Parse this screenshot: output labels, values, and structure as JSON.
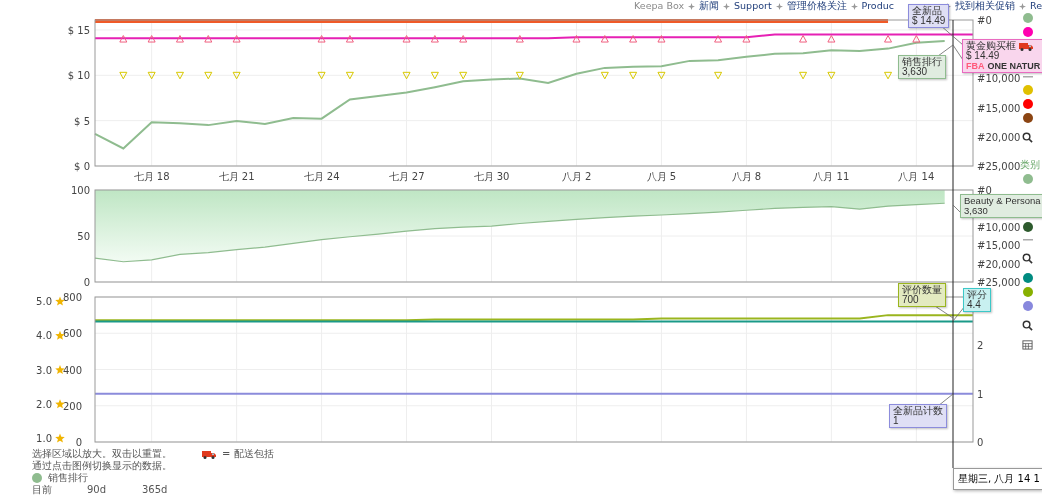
{
  "nav": [
    {
      "label": "Keepa Box",
      "kind": "text"
    },
    {
      "label": "新闻",
      "kind": "link"
    },
    {
      "label": "Support",
      "kind": "link"
    },
    {
      "label": "管理价格关注",
      "kind": "link"
    },
    {
      "label": "Produc",
      "kind": "link"
    },
    {
      "label": "找到相关促销",
      "kind": "link"
    },
    {
      "label": "Re",
      "kind": "link"
    }
  ],
  "charts": [
    {
      "chart_data": {
        "type": "line",
        "grid": true,
        "categories": [
          null,
          null,
          "七月 18",
          null,
          null,
          "七月 21",
          null,
          null,
          "七月 24",
          null,
          null,
          "七月 27",
          null,
          null,
          "七月 30",
          null,
          null,
          "八月 2",
          null,
          null,
          "八月 5",
          null,
          null,
          "八月 8",
          null,
          null,
          "八月 11",
          null,
          null,
          "八月 14",
          null,
          null
        ],
        "ylim": [
          0,
          16.1
        ],
        "yticks": [
          {
            "value": 0,
            "label": "$ 0"
          },
          {
            "value": 5,
            "label": "$ 5"
          },
          {
            "value": 10,
            "label": "$ 10"
          },
          {
            "value": 15,
            "label": "$ 15"
          }
        ],
        "y2lim": [
          25000,
          0
        ],
        "y2ticks": [
          {
            "value": 0,
            "label": "#0"
          },
          {
            "value": 10000,
            "label": "#10,000"
          },
          {
            "value": 15000,
            "label": "#15,000"
          },
          {
            "value": 20000,
            "label": "#20,000"
          },
          {
            "value": 25000,
            "label": "#25,000"
          }
        ],
        "series": [
          {
            "color": "#f05a28",
            "values": [
              16,
              16,
              16,
              16,
              16,
              16,
              16,
              16,
              16,
              16,
              16,
              16,
              16,
              16,
              16,
              16,
              16,
              16,
              16,
              16,
              16,
              16,
              16,
              16,
              16,
              16,
              16,
              16,
              16,
              null,
              null,
              null
            ]
          },
          {
            "color": "#e620b4",
            "values": [
              14.1,
              14.1,
              14.1,
              14.1,
              14.1,
              14.1,
              14.1,
              14.1,
              14.1,
              14.1,
              14.1,
              14.1,
              14.1,
              14.1,
              14.1,
              14.1,
              14.1,
              14.2,
              14.2,
              14.2,
              14.2,
              14.2,
              14.2,
              14.2,
              14.5,
              14.5,
              14.5,
              14.5,
              14.5,
              14.5,
              14.5,
              14.5
            ]
          },
          {
            "axis": "y2",
            "color": "#8fbc8f",
            "values": [
              19500,
              22000,
              17500,
              17700,
              18000,
              17300,
              17800,
              16800,
              16900,
              13600,
              13000,
              12400,
              11500,
              10500,
              10200,
              10000,
              10800,
              9200,
              8200,
              8000,
              7900,
              7000,
              6900,
              6300,
              5800,
              5700,
              5200,
              5300,
              4900,
              3900,
              3600,
              null
            ]
          },
          {
            "type": "scatter",
            "marker": "triangle-up",
            "color": "#f06080",
            "values": [
              null,
              14,
              14,
              14,
              14,
              14,
              null,
              null,
              14,
              14,
              null,
              14,
              14,
              14,
              null,
              14,
              null,
              14,
              14,
              14,
              14,
              null,
              14,
              14,
              null,
              14,
              14,
              null,
              14,
              14,
              null,
              null
            ]
          },
          {
            "type": "scatter",
            "marker": "triangle-down",
            "color": "#d8c800",
            "values": [
              null,
              10,
              10,
              10,
              10,
              10,
              null,
              null,
              10,
              10,
              null,
              10,
              10,
              10,
              null,
              10,
              null,
              null,
              10,
              10,
              10,
              null,
              10,
              null,
              null,
              10,
              10,
              null,
              10,
              null,
              null,
              null
            ]
          }
        ]
      }
    },
    {
      "chart_data": {
        "type": "area",
        "grid": true,
        "categories": [
          null,
          null,
          null,
          null,
          null,
          null,
          null,
          null,
          null,
          null,
          null,
          null,
          null,
          null,
          null,
          null,
          null,
          null,
          null,
          null,
          null,
          null,
          null,
          null,
          null,
          null,
          null,
          null,
          null,
          null,
          null,
          null
        ],
        "ylim": [
          0,
          100
        ],
        "yticks": [
          {
            "value": 0,
            "label": "0"
          },
          {
            "value": 50,
            "label": "50"
          },
          {
            "value": 100,
            "label": "100"
          }
        ],
        "y2lim": [
          25000,
          0
        ],
        "y2ticks": [
          {
            "value": 0,
            "label": "#0"
          },
          {
            "value": 10000,
            "label": "#10,000"
          },
          {
            "value": 15000,
            "label": "#15,000"
          },
          {
            "value": 20000,
            "label": "#20,000"
          },
          {
            "value": 25000,
            "label": "#25,000"
          }
        ],
        "series": [
          {
            "axis": "y2",
            "color": "#8fbc8f",
            "values": [
              18500,
              19500,
              19000,
              17500,
              17000,
              16200,
              15500,
              14500,
              13500,
              12700,
              12000,
              11200,
              10500,
              10100,
              9800,
              9100,
              8500,
              8000,
              7500,
              7100,
              6800,
              6400,
              6000,
              5500,
              5000,
              4700,
              4500,
              5200,
              4400,
              4000,
              3600,
              null
            ]
          }
        ]
      }
    },
    {
      "chart_data": {
        "type": "line",
        "grid": true,
        "categories": [
          null,
          null,
          null,
          null,
          null,
          null,
          null,
          null,
          null,
          null,
          null,
          null,
          null,
          null,
          null,
          null,
          null,
          null,
          null,
          null,
          null,
          null,
          null,
          null,
          null,
          null,
          null,
          null,
          null,
          null,
          null,
          null
        ],
        "ylim": [
          0,
          800
        ],
        "yticks": [
          {
            "value": 0,
            "label": "0"
          },
          {
            "value": 200,
            "label": "200"
          },
          {
            "value": 400,
            "label": "400"
          },
          {
            "value": 600,
            "label": "600"
          },
          {
            "value": 800,
            "label": "800"
          }
        ],
        "y2lim": [
          0,
          3
        ],
        "y2ticks": [
          {
            "value": 0,
            "label": "0"
          },
          {
            "value": 1,
            "label": "1"
          },
          {
            "value": 2,
            "label": "2"
          }
        ],
        "y3lim": [
          0.883,
          5.117
        ],
        "y3ticks": [
          {
            "value": 1,
            "label": "1.0"
          },
          {
            "value": 2,
            "label": "2.0"
          },
          {
            "value": 3,
            "label": "3.0"
          },
          {
            "value": 4,
            "label": "4.0"
          },
          {
            "value": 5,
            "label": "5.0"
          }
        ],
        "series": [
          {
            "color": "#9ab51e",
            "values": [
              672,
              672,
              672,
              672,
              672,
              672,
              672,
              672,
              672,
              672,
              672,
              672,
              676,
              676,
              676,
              676,
              676,
              676,
              676,
              676,
              682,
              682,
              682,
              682,
              682,
              682,
              682,
              682,
              700,
              700,
              700,
              700
            ]
          },
          {
            "axis": "y3",
            "color": "#1a9a88",
            "values": [
              4.4,
              4.4,
              4.4,
              4.4,
              4.4,
              4.4,
              4.4,
              4.4,
              4.4,
              4.4,
              4.4,
              4.4,
              4.4,
              4.4,
              4.4,
              4.4,
              4.4,
              4.4,
              4.4,
              4.4,
              4.4,
              4.4,
              4.4,
              4.4,
              4.4,
              4.4,
              4.4,
              4.4,
              4.4,
              4.4,
              4.4,
              4.4
            ]
          },
          {
            "axis": "y2",
            "color": "#8b8bdb",
            "values": [
              1,
              1,
              1,
              1,
              1,
              1,
              1,
              1,
              1,
              1,
              1,
              1,
              1,
              1,
              1,
              1,
              1,
              1,
              1,
              1,
              1,
              1,
              1,
              1,
              1,
              1,
              1,
              1,
              1,
              1,
              1,
              1
            ]
          }
        ]
      }
    }
  ],
  "tooltips": [
    {
      "title": "全新品",
      "value": "$ 14.49",
      "color": "#8c8cdc"
    },
    {
      "title": "销售排行",
      "value": "3,630",
      "color": "#8fbc8f"
    },
    {
      "title": "黄金购买框",
      "value": "$ 14.49",
      "badge": "FBA",
      "seller": "ONE NATUR",
      "shipping_included": true,
      "color": "#e96bc0"
    },
    {
      "title": "Beauty & Persona",
      "value": "3,630",
      "color": "#8fbc8f"
    },
    {
      "title": "评价数量",
      "value": "700",
      "color": "#9ab51e"
    },
    {
      "title": "评分",
      "value": "4.4",
      "color": "#3cc8c8"
    },
    {
      "title": "全新品计数",
      "value": "1",
      "color": "#8c8cdc"
    }
  ],
  "hover_date": "星期三, 八月 14 1",
  "legend": [
    {
      "kind": "dot",
      "color": "#8fbc8f"
    },
    {
      "kind": "dot",
      "color": "#ff00b0"
    },
    {
      "kind": "gap"
    },
    {
      "kind": "dash"
    },
    {
      "kind": "dot",
      "color": "#e0c000"
    },
    {
      "kind": "dot",
      "color": "#ff0000"
    },
    {
      "kind": "dot",
      "color": "#8b4513"
    },
    {
      "kind": "search"
    },
    {
      "kind": "header",
      "label": "类别"
    },
    {
      "kind": "dot",
      "color": "#8fbc8f"
    },
    {
      "kind": "gap"
    },
    {
      "kind": "dot",
      "color": "#2d5a2d"
    },
    {
      "kind": "dash"
    },
    {
      "kind": "search"
    },
    {
      "kind": "dot",
      "color": "#008b80"
    },
    {
      "kind": "dot",
      "color": "#88b000"
    },
    {
      "kind": "dot",
      "color": "#8888dd"
    },
    {
      "kind": "search"
    },
    {
      "kind": "calendar"
    }
  ],
  "notes": [
    "选择区域以放大。双击以重置。",
    "通过点击图例切换显示的数据。"
  ],
  "shipping_note": "= 配送包括",
  "stats": {
    "label": "销售排行",
    "color": "#8fbc8f",
    "columns": [
      "目前",
      "90d",
      "365d"
    ]
  }
}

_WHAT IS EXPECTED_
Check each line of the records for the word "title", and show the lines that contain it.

_YOUR RESPONSE_
      "title": "全新品",
      "title": "销售排行",
      "title": "黄金购买框",
      "title": "Beauty & Persona",
      "title": "评价数量",
      "title": "评分",
      "title": "全新品计数",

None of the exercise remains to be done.